Tags: learning, pln, TELIC
A postscript to my last post . . . does that make it a postpostscript?
I wanted to create an interactive online version . . . truly I did! One that I could keep up to date as things change (and as I think of things which should have been there in the first place!) and one which permitted some degree of interactivity for the viewer (zoom, rearrangement of nodes etc), but in the end I ran up against a time imperative for the course I’m on and in the end that was that.
So here it is My response to a request to create a diagram of what a learning environment looks like. I decided to personalise it because learning environments are . . . personal; different for each person. Oh sure commercial, institutional LE’s or CMS’s are largely set up and you takes what you gets. But the learning environment you access as a student on a course (or you use to support your students) is only part of the larger environment which nourishes your learning. I’ve chosen the term ‘ecosystem’ in preference to environment for reasons given towards the end of the last post to reflect the greater complexity that constitutes a personal learning space.

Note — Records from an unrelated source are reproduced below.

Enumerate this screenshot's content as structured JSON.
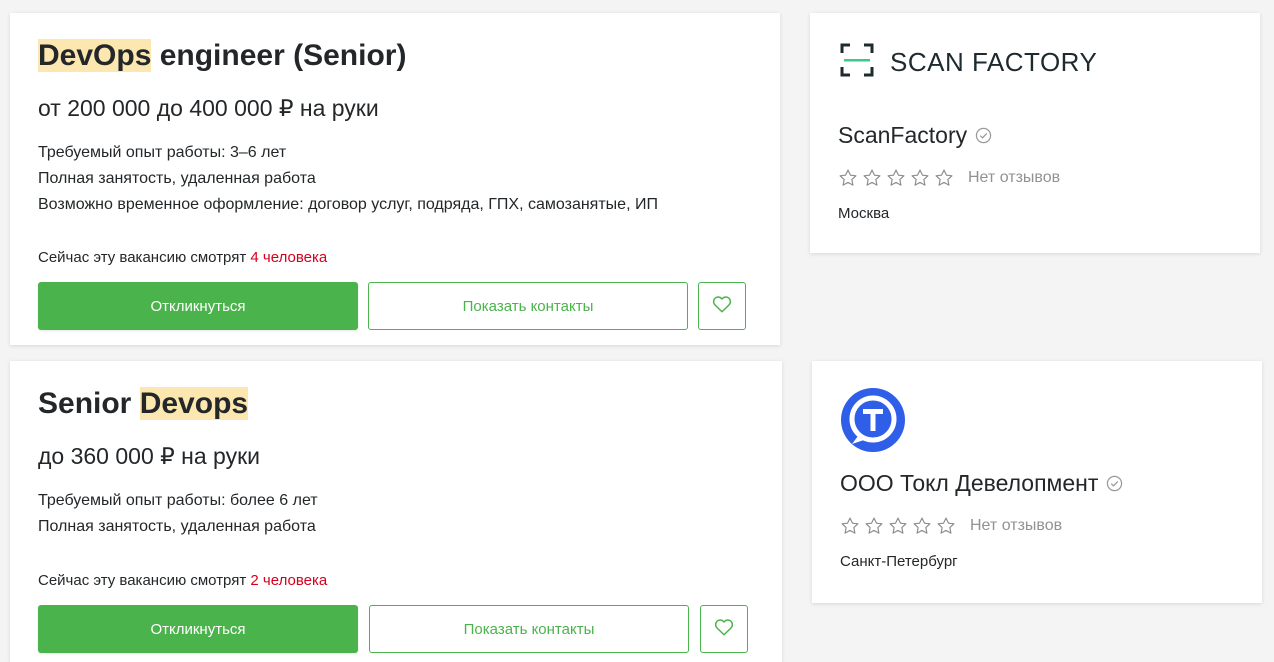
{
  "vacancies": [
    {
      "title_highlight": "DevOps",
      "title_rest": " engineer (Senior)",
      "salary": "от 200 000 до 400 000 ₽ на руки",
      "experience": "Требуемый опыт работы: 3–6 лет",
      "employment": "Полная занятость, удаленная работа",
      "contract": "Возможно временное оформление: договор услуг, подряда, ГПХ, самозанятые, ИП",
      "viewers_prefix": "Сейчас эту вакансию смотрят ",
      "viewers_count": "4 человека",
      "apply_label": "Откликнуться",
      "contacts_label": "Показать контакты",
      "favorite_icon": "heart-icon"
    },
    {
      "title_start": "Senior ",
      "title_highlight": "Devops",
      "salary": "до 360 000 ₽ на руки",
      "experience": "Требуемый опыт работы: более 6 лет",
      "employment": "Полная занятость, удаленная работа",
      "viewers_prefix": "Сейчас эту вакансию смотрят ",
      "viewers_count": "2 человека",
      "apply_label": "Откликнуться",
      "contacts_label": "Показать контакты",
      "favorite_icon": "heart-icon"
    }
  ],
  "companies": [
    {
      "logo_text": "SCAN FACTORY",
      "name": "ScanFactory",
      "verified_icon": "verified-check-icon",
      "rating_stars": 0,
      "reviews": "Нет отзывов",
      "city": "Москва"
    },
    {
      "logo_icon": "tokl-logo-icon",
      "name": "ООО Токл Девелопмент",
      "verified_icon": "verified-check-icon",
      "rating_stars": 0,
      "reviews": "Нет отзывов",
      "city": "Санкт-Петербург"
    }
  ],
  "colors": {
    "accent_green": "#4bb34b",
    "viewers_red": "#d6001c",
    "highlight": "#fde7b0",
    "tokl_blue": "#2f5ee8"
  }
}
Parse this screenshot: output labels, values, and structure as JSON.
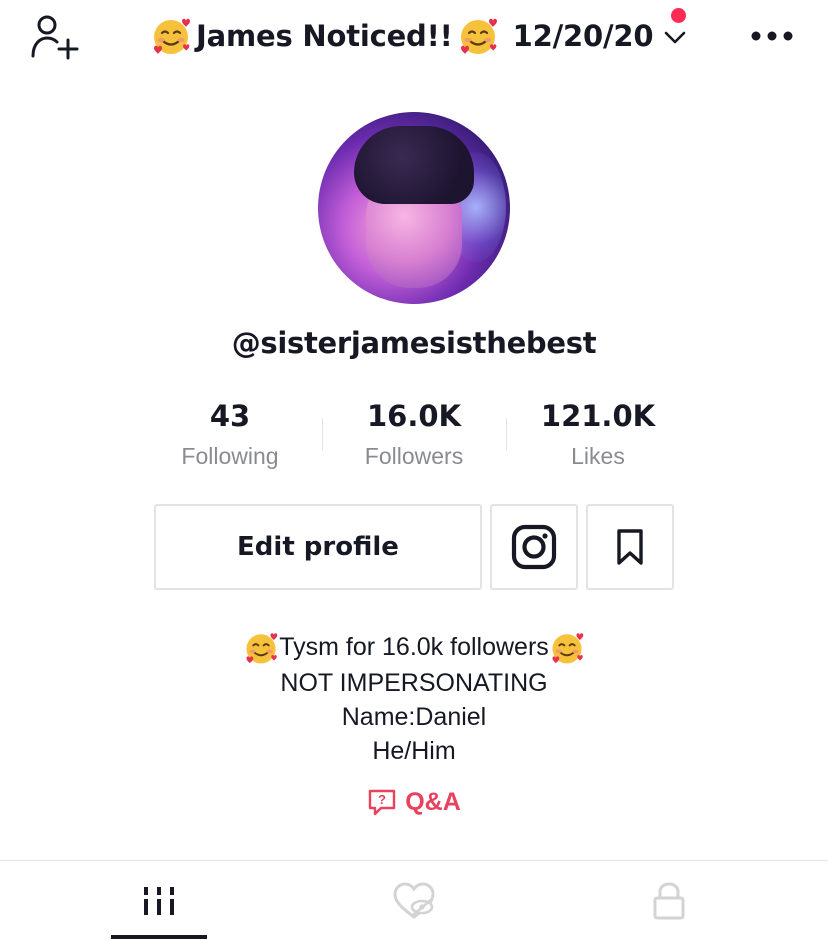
{
  "header": {
    "title": "James Noticed!!",
    "date": "12/20/20",
    "title_emoji": "smiling-face-with-hearts",
    "notification_dot_color": "#fe2c55",
    "add_user_icon": "person-add-icon",
    "more_icon": "ellipsis-icon"
  },
  "profile": {
    "username": "@sisterjamesisthebest",
    "avatar": "profile-photo"
  },
  "stats": [
    {
      "value": "43",
      "label": "Following"
    },
    {
      "value": "16.0K",
      "label": "Followers"
    },
    {
      "value": "121.0K",
      "label": "Likes"
    }
  ],
  "actions": {
    "edit_profile": "Edit profile",
    "instagram_icon": "instagram-icon",
    "bookmark_icon": "bookmark-icon"
  },
  "bio": {
    "line1": "Tysm for 16.0k followers",
    "line2": "NOT IMPERSONATING",
    "line3": "Name:Daniel",
    "line4": "He/Him"
  },
  "qa": {
    "label": "Q&A",
    "color": "#e8425e",
    "icon": "question-bubble-icon"
  },
  "tabs": [
    {
      "name": "videos",
      "icon": "grid-bars-icon",
      "active": true
    },
    {
      "name": "liked",
      "icon": "heart-hidden-icon",
      "active": false
    },
    {
      "name": "private",
      "icon": "lock-icon",
      "active": false
    }
  ]
}
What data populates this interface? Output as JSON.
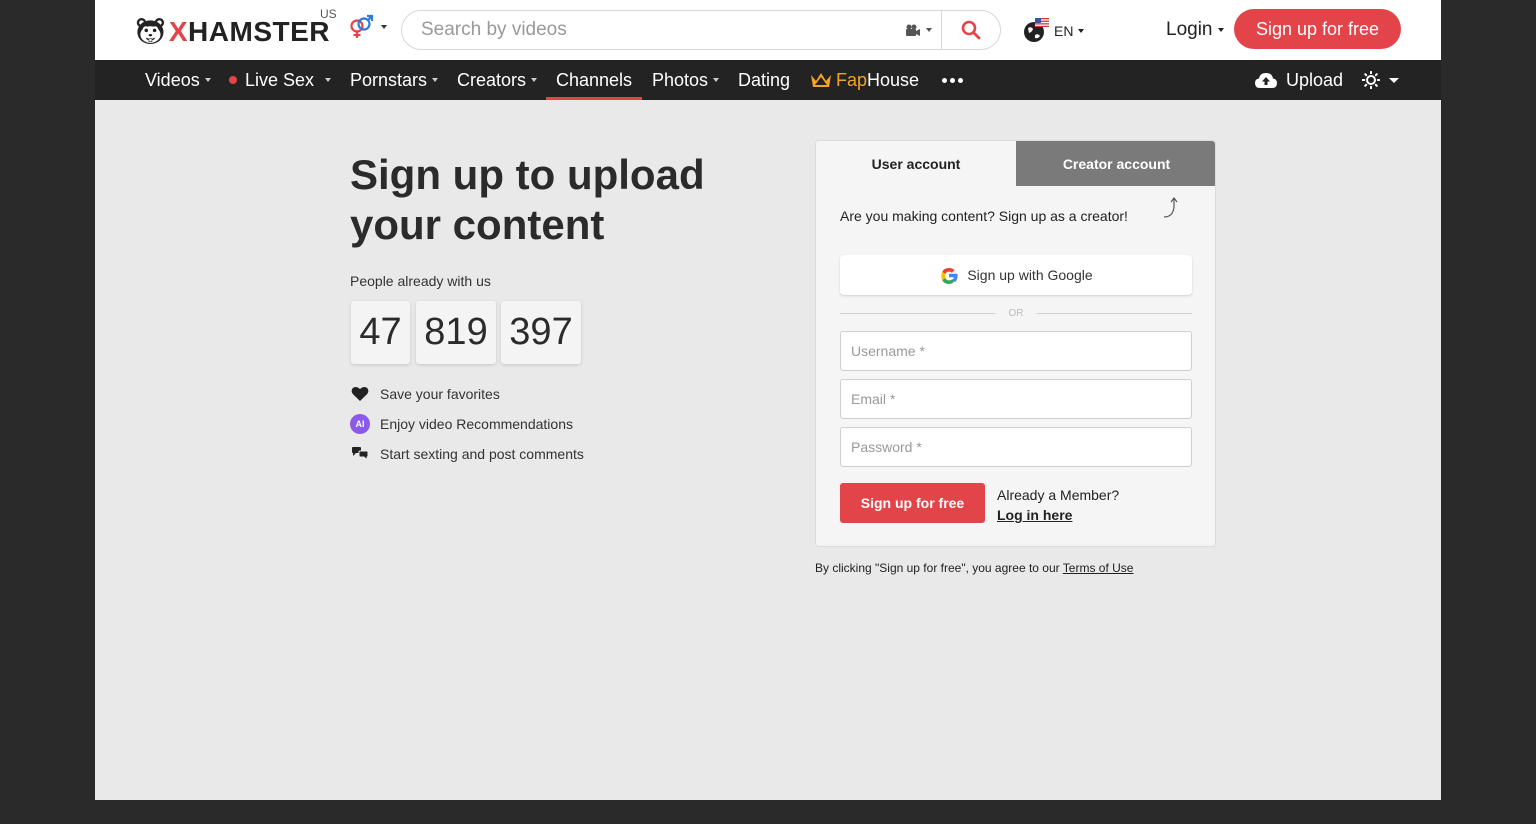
{
  "header": {
    "logo_text_x": "X",
    "logo_text_rest": "HAMSTER",
    "region": "US",
    "search_placeholder": "Search by videos",
    "language": "EN",
    "login_label": "Login",
    "signup_label": "Sign up for free"
  },
  "nav": {
    "items": [
      {
        "label": "Videos"
      },
      {
        "label": "Live Sex"
      },
      {
        "label": "Pornstars"
      },
      {
        "label": "Creators"
      },
      {
        "label": "Channels"
      },
      {
        "label": "Photos"
      },
      {
        "label": "Dating"
      }
    ],
    "faphouse_a": "Fap",
    "faphouse_b": "House",
    "upload_label": "Upload",
    "active": "Channels"
  },
  "main": {
    "title": "Sign up to upload your content",
    "people_label": "People already with us",
    "counter": [
      "47",
      "819",
      "397"
    ],
    "features": [
      {
        "icon": "heart-icon",
        "label": "Save your favorites"
      },
      {
        "icon": "ai-icon",
        "label": "Enjoy video Recommendations",
        "badge": "AI"
      },
      {
        "icon": "chat-icon",
        "label": "Start sexting and post comments"
      }
    ]
  },
  "form": {
    "tab_user": "User account",
    "tab_creator": "Creator account",
    "creator_note": "Are you making content? Sign up as a creator!",
    "google_label": "Sign up with Google",
    "or_label": "OR",
    "username_placeholder": "Username *",
    "email_placeholder": "Email *",
    "password_placeholder": "Password *",
    "submit_label": "Sign up for free",
    "member_text": "Already a Member?",
    "login_link": "Log in here"
  },
  "terms": {
    "text": "By clicking \"Sign up for free\", you agree to our",
    "link": "Terms of Use"
  },
  "colors": {
    "accent": "#e34449",
    "nav_bg": "#232323",
    "page_bg": "#e9e9e9",
    "fap_gold": "#f4a424",
    "ai_purple": "#8c5ae8"
  }
}
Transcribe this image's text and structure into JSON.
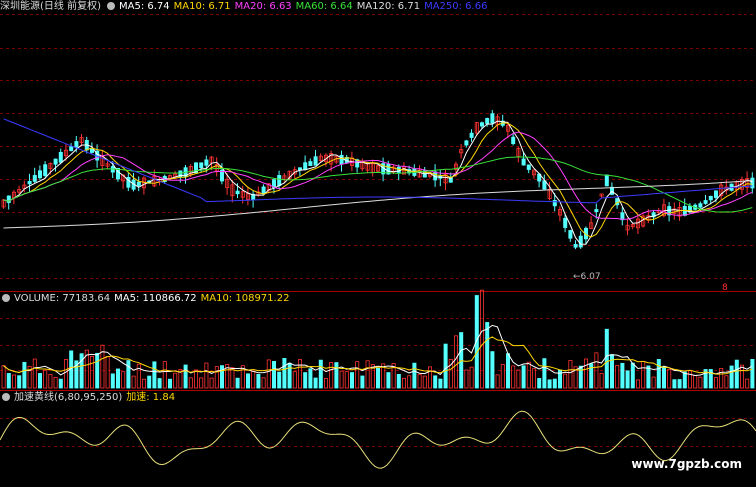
{
  "title_row": {
    "stock": "深圳能源(日线 前复权)",
    "mas": [
      {
        "label": "MA5: 6.74",
        "color": "#ffffff"
      },
      {
        "label": "MA10: 6.71",
        "color": "#ffd700"
      },
      {
        "label": "MA20: 6.63",
        "color": "#ff40ff"
      },
      {
        "label": "MA60: 6.64",
        "color": "#39e339"
      },
      {
        "label": "MA120: 6.71",
        "color": "#dddddd"
      },
      {
        "label": "MA250: 6.66",
        "color": "#3a3aff"
      }
    ]
  },
  "low_annotation": "6.07",
  "volume_row": {
    "label": "VOLUME: 77183.64",
    "ma5": "MA5: 110866.72",
    "ma10": "MA10: 108971.22"
  },
  "indicator_row": {
    "name": "加速黄线(6,80,95,250)",
    "value": "加速: 1.84"
  },
  "watermark": "www.7gpzb.com",
  "colors": {
    "up": "#ff3232",
    "down": "#54ffff",
    "grid": "#7a0000",
    "ma5": "#ffffff",
    "ma10": "#ffd700",
    "ma20": "#ff40ff",
    "ma60": "#39e339",
    "ma120": "#dddddd",
    "ma250": "#3a3aff",
    "accel": "#e8e07a"
  }
}
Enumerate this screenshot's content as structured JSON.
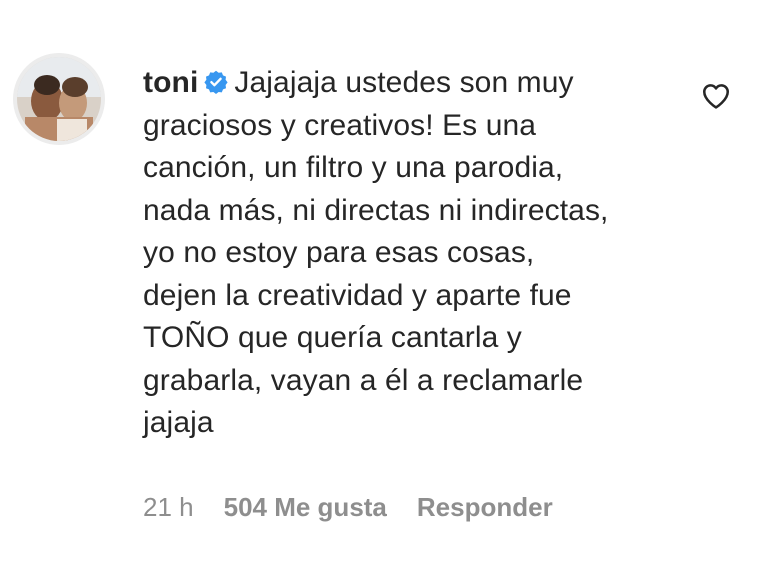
{
  "comment": {
    "username": "toni",
    "verified": true,
    "text": "Jajajaja ustedes son muy\ngraciosos y creativos! Es una\ncanción, un filtro y una parodia,\nnada más, ni directas ni indirectas,\nyo no estoy para esas cosas,\ndejen la creatividad y aparte fue\nTOÑO que quería cantarla y\ngrabarla, vayan a él a reclamarle\njajaja",
    "time": "21 h",
    "likes": "504 Me gusta",
    "reply_label": "Responder",
    "like_icon": "heart-outline-icon",
    "verified_icon": "verified-badge-icon"
  },
  "colors": {
    "text": "#262626",
    "muted": "#8e8e8e",
    "verified": "#3897f0"
  }
}
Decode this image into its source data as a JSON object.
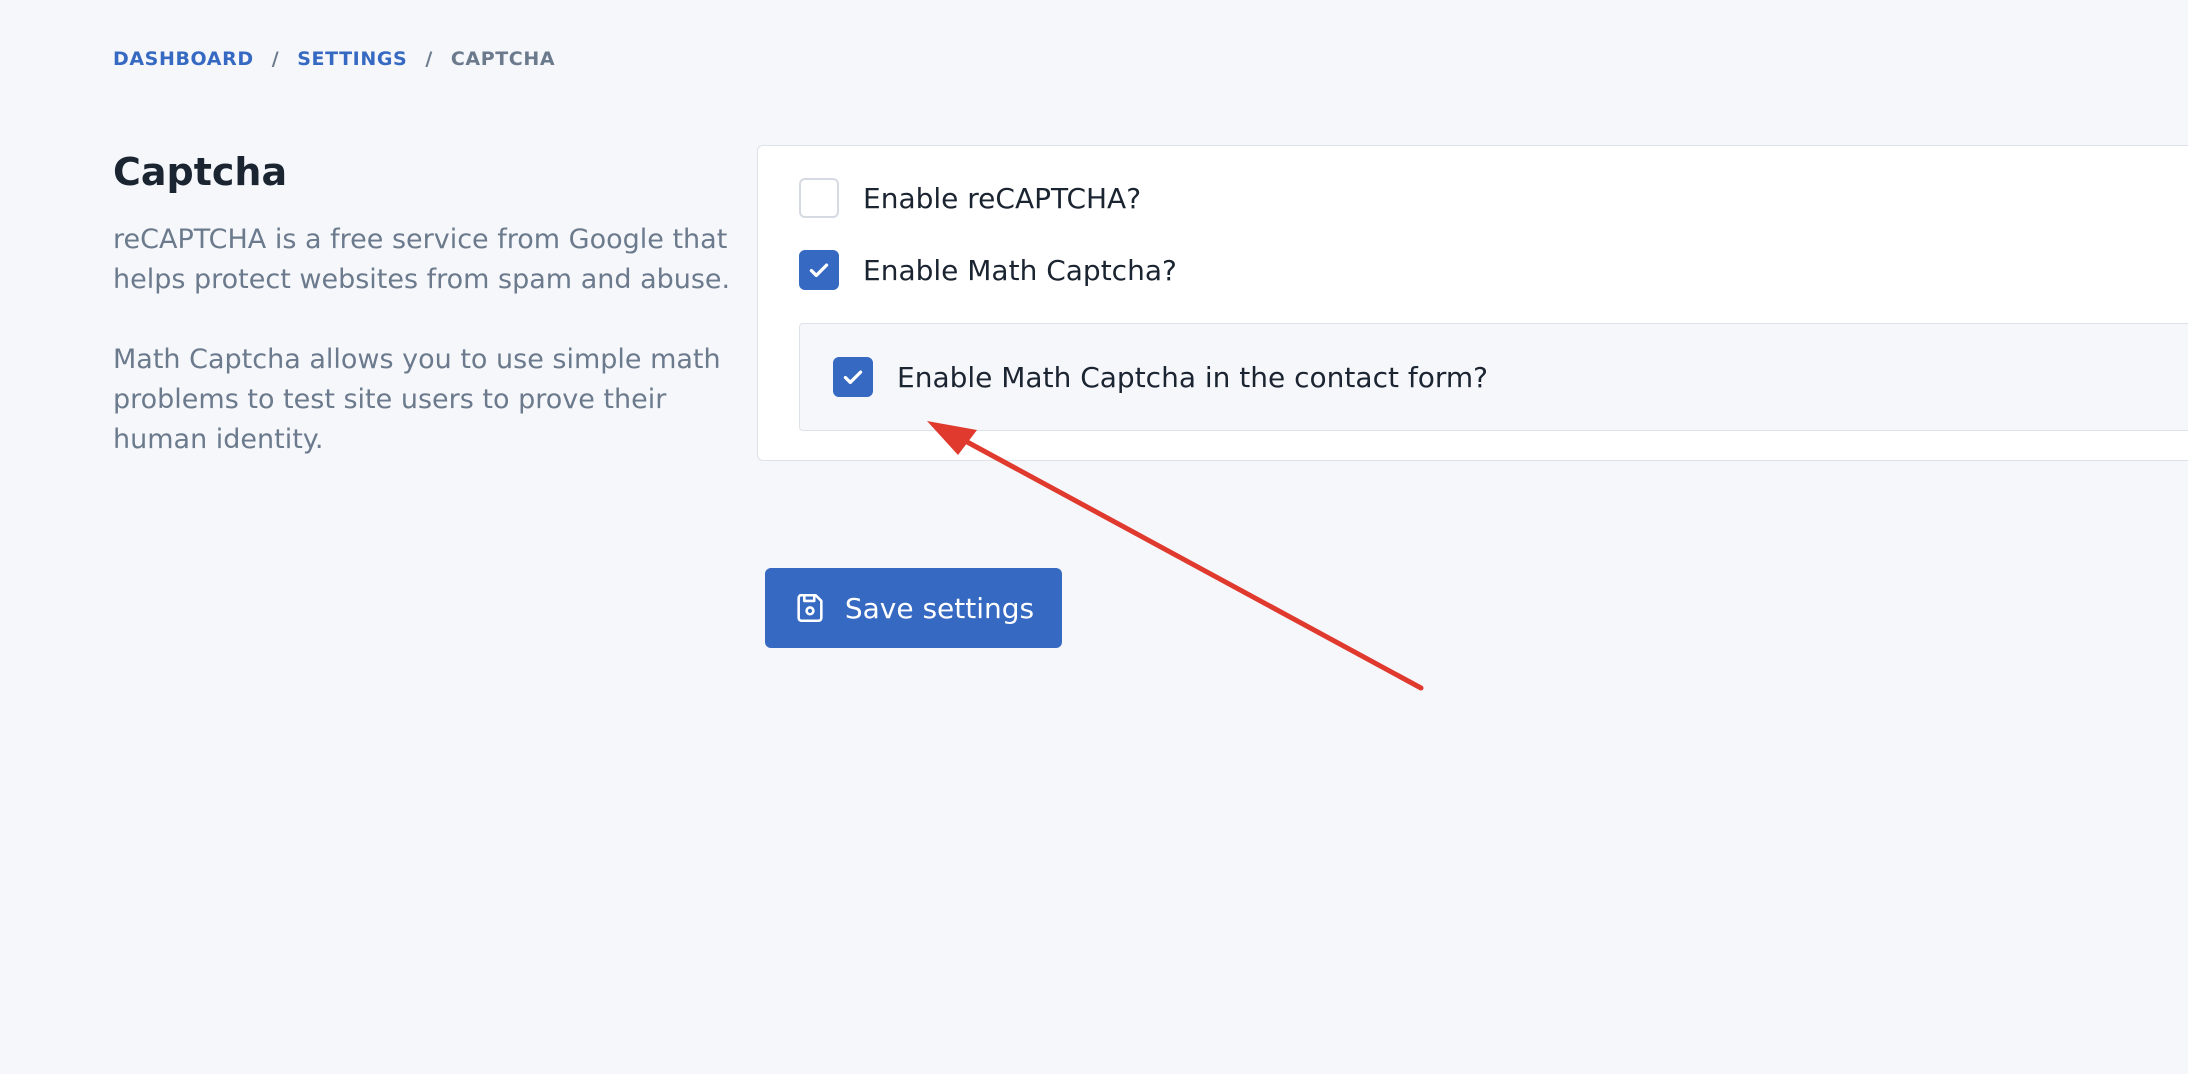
{
  "breadcrumb": {
    "items": [
      "DASHBOARD",
      "SETTINGS"
    ],
    "current": "CAPTCHA",
    "separator": "/"
  },
  "section": {
    "title": "Captcha",
    "description_1": "reCAPTCHA is a free service from Google that helps protect websites from spam and abuse.",
    "description_2": "Math Captcha allows you to use simple math problems to test site users to prove their human identity."
  },
  "options": {
    "recaptcha": {
      "label": "Enable reCAPTCHA?",
      "checked": false
    },
    "math_captcha": {
      "label": "Enable Math Captcha?",
      "checked": true
    },
    "math_captcha_contact": {
      "label": "Enable Math Captcha in the contact form?",
      "checked": true
    }
  },
  "actions": {
    "save_label": "Save settings",
    "save_icon": "save-icon"
  },
  "colors": {
    "accent": "#3669c2",
    "background": "#f6f7fb",
    "muted_text": "#6b7a8c",
    "annotation": "#e03a2f"
  }
}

My first thought was that my learning ecosystem has two distinct communities: the online and offline. Each of these is composed of various populations and/or individuals with which I interact. However the relationship between us is often a two-way pathway – I learn from them and in some instances, I help them to learn. The red and green arrows indicate the direction of that knowledge transfer and the relative sizes of the arrows suggests whether I’m a net giver or receiver along that pathway. Some of the pathways are many-to-one paths, whilst others are one-to-one (actually one-to-many in the wider context beyond my ecosystem) and in a few instances (my Blog and Flickr) are one-to-many. Some populations are composed of several individuals as in the RSS feeds, whilst others are complex, interwoven networks like Twitter.
The crucial element arising from this ecosystem is the richness brought by drawing from eclectic sources. We also have to recognise that this is simply a snapshot in time; in six months time my ecosystem may look very different, adapting to meet changing demands . . . just like a real ecosystem?